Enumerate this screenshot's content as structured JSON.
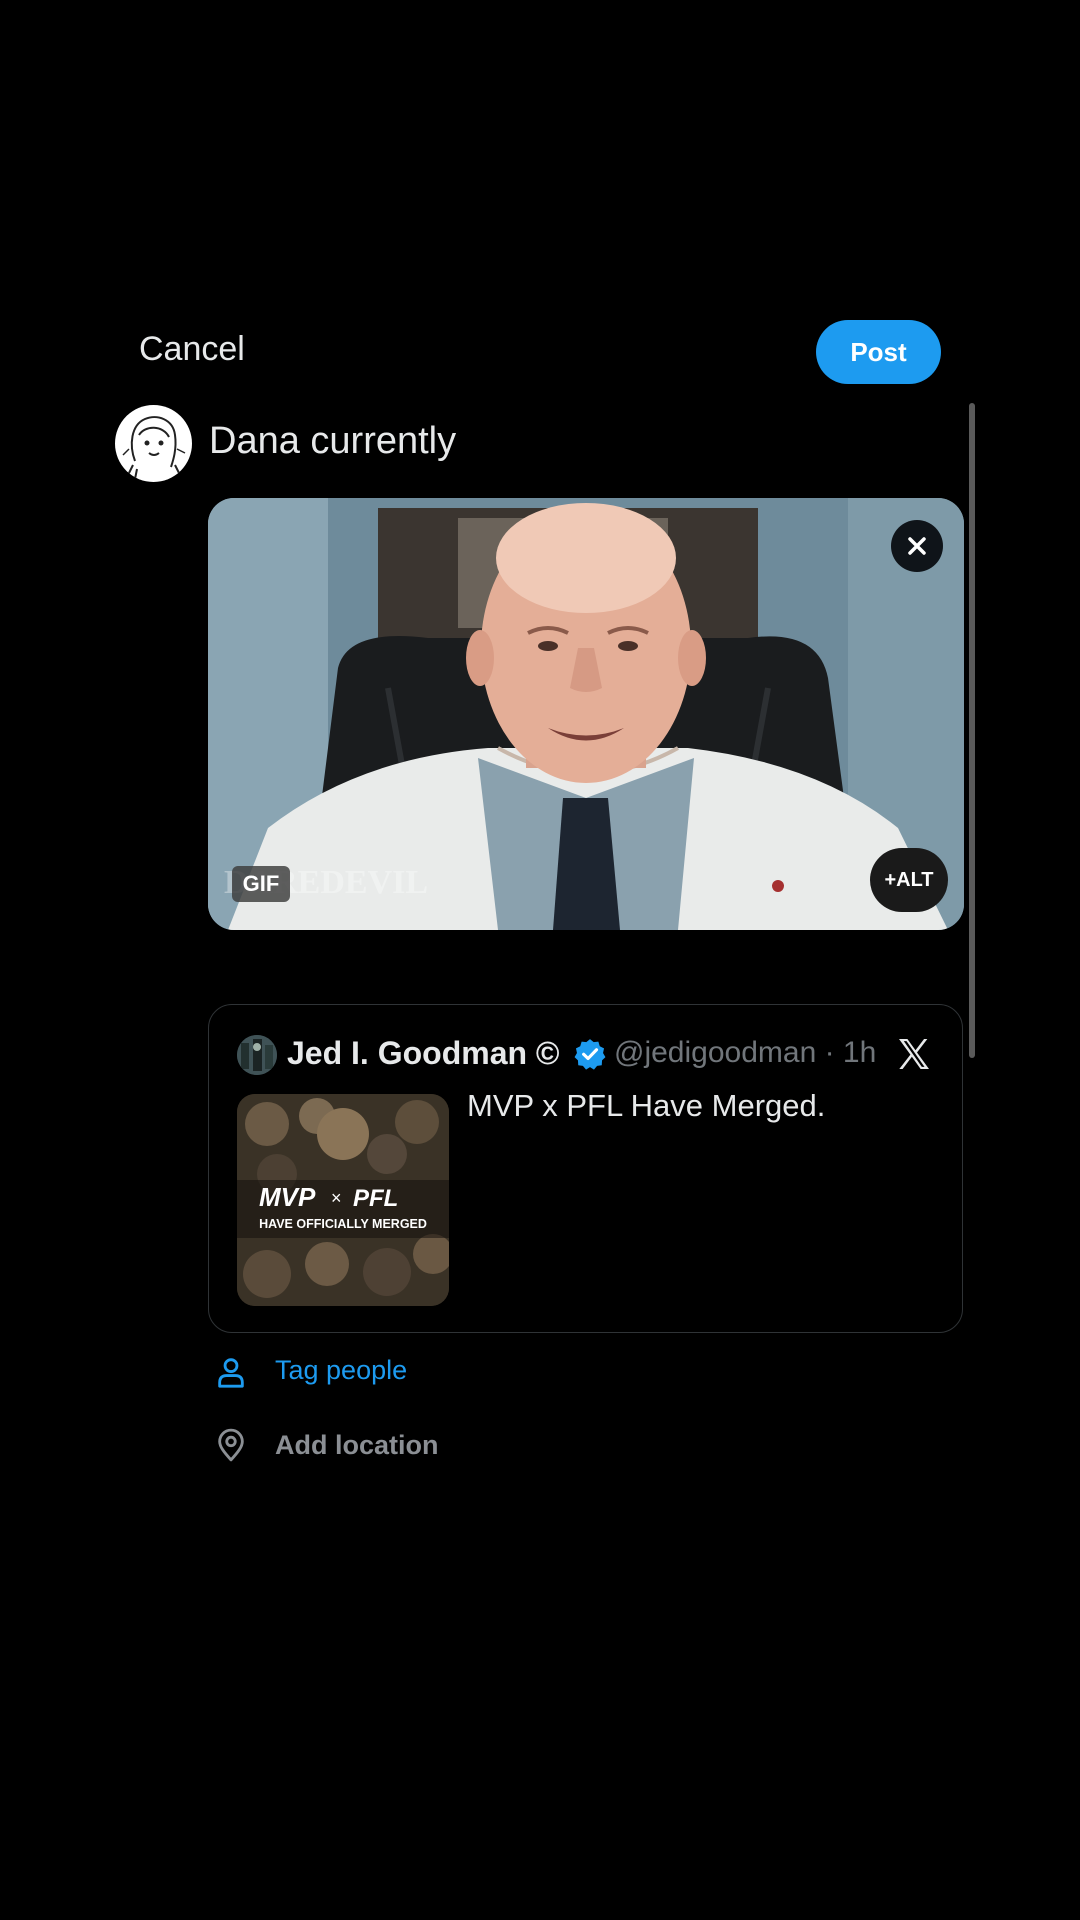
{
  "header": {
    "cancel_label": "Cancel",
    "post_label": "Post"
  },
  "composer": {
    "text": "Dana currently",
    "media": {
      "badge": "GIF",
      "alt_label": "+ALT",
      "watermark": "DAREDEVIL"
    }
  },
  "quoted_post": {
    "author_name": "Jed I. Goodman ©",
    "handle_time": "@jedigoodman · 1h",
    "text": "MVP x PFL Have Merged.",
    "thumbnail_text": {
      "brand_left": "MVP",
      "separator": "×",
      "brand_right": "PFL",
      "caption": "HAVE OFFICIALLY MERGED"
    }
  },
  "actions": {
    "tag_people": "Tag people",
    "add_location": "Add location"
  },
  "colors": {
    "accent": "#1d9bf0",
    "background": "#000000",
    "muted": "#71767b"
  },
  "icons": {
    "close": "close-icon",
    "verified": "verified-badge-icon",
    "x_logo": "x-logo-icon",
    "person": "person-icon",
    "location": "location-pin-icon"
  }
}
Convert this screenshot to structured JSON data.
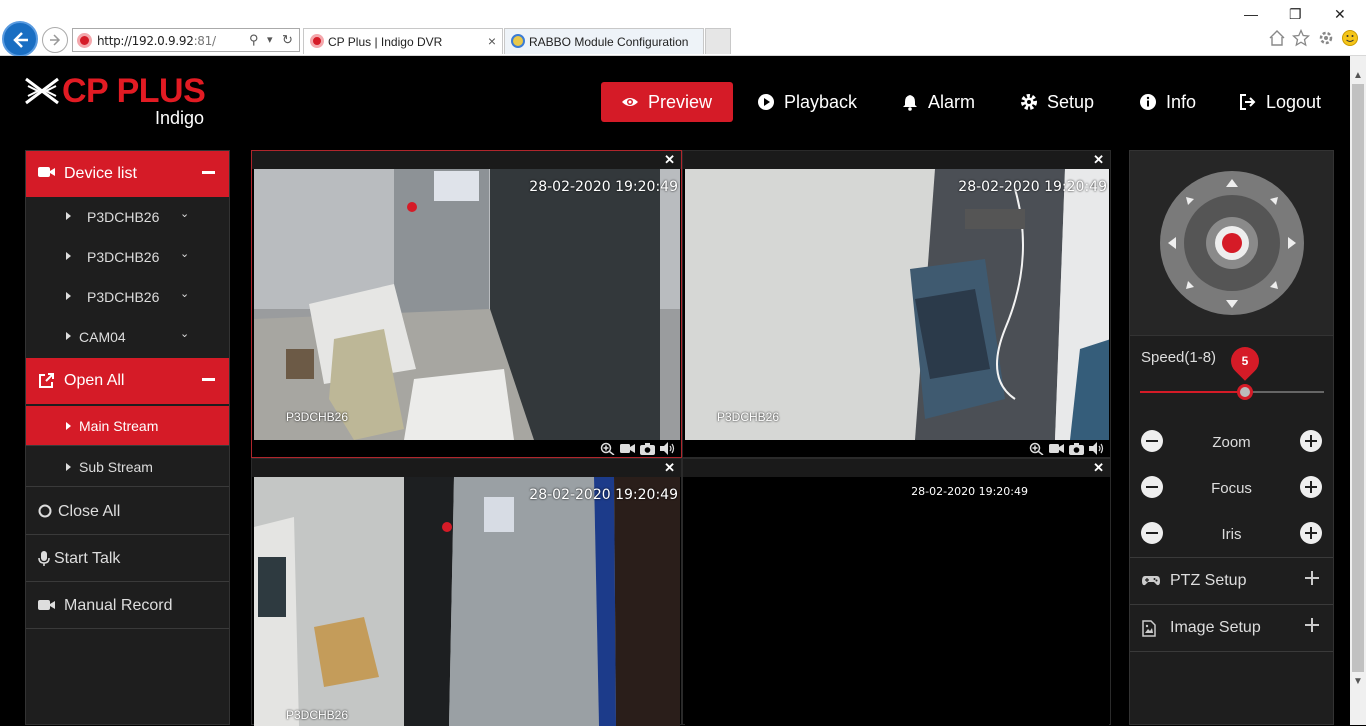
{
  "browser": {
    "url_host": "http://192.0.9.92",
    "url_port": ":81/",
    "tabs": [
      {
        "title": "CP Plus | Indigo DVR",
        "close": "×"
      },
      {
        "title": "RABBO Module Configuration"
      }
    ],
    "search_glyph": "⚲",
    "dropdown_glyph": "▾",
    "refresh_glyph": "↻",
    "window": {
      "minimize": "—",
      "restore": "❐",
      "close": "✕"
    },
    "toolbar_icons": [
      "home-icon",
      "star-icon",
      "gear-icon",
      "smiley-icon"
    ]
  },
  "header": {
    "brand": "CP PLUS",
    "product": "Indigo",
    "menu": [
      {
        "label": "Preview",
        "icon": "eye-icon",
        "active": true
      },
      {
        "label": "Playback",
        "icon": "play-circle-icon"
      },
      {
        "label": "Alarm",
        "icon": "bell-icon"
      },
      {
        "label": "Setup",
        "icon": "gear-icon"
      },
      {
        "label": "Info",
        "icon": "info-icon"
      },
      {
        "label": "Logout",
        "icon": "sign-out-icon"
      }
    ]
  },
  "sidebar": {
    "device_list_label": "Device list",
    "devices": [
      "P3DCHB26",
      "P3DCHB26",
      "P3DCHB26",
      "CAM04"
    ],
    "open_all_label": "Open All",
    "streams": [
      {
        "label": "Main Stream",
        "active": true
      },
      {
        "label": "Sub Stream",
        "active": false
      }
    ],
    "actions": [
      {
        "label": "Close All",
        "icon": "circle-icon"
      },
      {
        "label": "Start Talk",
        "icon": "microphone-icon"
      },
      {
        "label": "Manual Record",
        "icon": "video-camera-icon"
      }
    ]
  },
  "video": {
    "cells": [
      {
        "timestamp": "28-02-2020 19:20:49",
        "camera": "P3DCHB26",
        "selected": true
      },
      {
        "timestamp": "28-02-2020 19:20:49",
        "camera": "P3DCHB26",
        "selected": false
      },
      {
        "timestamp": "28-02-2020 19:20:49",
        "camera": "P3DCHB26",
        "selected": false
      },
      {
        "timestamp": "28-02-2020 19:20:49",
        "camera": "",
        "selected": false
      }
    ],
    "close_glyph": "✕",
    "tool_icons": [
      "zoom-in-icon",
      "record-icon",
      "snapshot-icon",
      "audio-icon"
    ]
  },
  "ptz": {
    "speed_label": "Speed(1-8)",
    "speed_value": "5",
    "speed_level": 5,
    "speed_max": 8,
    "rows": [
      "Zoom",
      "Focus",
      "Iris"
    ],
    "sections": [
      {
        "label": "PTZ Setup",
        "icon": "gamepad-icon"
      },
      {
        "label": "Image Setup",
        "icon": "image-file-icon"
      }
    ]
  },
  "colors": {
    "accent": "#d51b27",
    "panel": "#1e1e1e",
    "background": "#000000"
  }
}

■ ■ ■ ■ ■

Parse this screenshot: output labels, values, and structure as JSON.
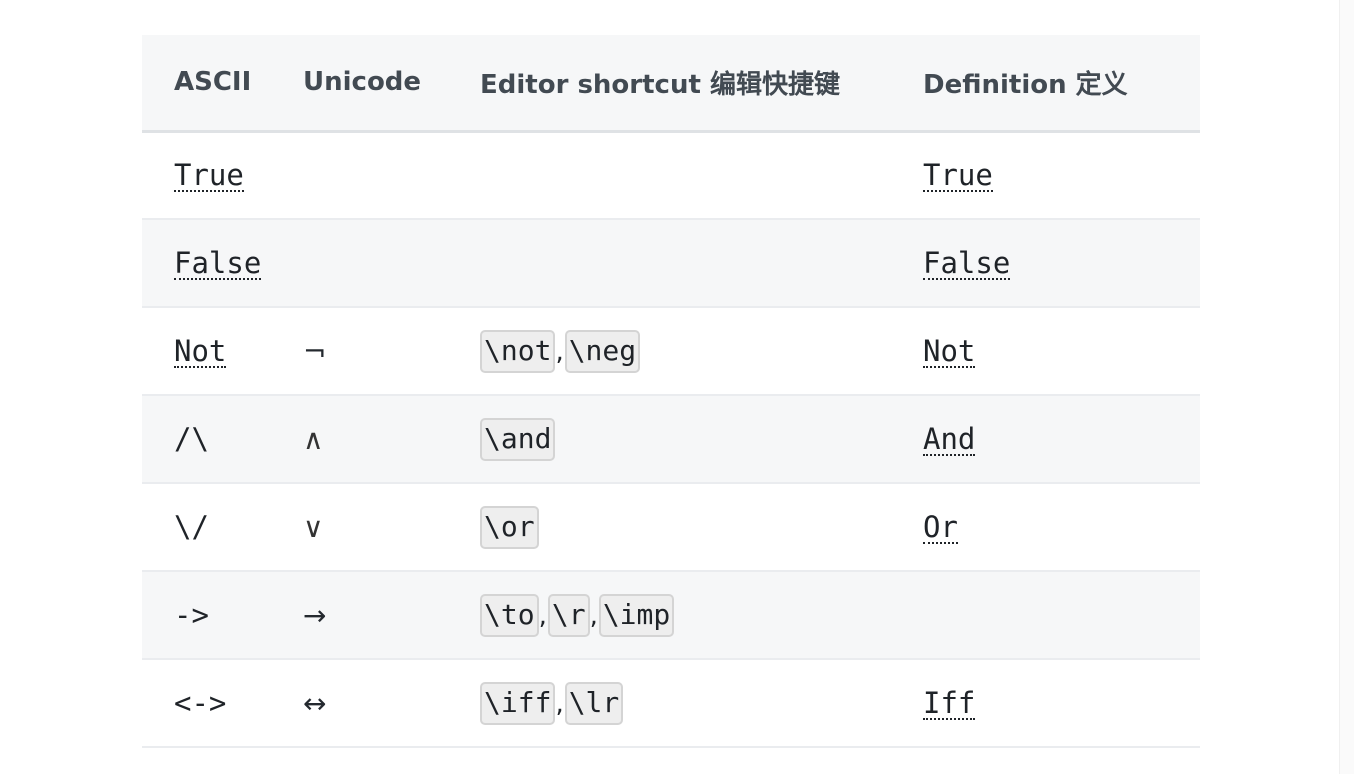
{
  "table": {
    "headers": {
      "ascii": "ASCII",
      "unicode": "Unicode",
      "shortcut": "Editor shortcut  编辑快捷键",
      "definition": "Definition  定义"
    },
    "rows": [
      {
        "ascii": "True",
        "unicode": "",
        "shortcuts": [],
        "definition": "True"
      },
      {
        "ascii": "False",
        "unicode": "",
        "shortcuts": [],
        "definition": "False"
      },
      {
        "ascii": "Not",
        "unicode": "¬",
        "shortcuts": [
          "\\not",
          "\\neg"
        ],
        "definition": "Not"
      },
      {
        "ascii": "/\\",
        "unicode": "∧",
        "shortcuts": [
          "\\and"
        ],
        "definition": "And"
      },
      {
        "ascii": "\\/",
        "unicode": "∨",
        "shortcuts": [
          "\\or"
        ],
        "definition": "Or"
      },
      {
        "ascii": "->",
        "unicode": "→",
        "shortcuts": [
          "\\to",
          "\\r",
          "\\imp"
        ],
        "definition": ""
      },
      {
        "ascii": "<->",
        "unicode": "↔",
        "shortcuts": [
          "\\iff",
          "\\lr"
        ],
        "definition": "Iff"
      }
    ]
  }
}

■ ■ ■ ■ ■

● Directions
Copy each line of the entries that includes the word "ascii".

● Result of this exercise
      "ascii": "ASCII",
        "ascii": "True",
        "ascii": "False",
        "ascii": "Not",
        "ascii": "/\\",
        "ascii": "\\/",
        "ascii": "->",
        "ascii": "<->",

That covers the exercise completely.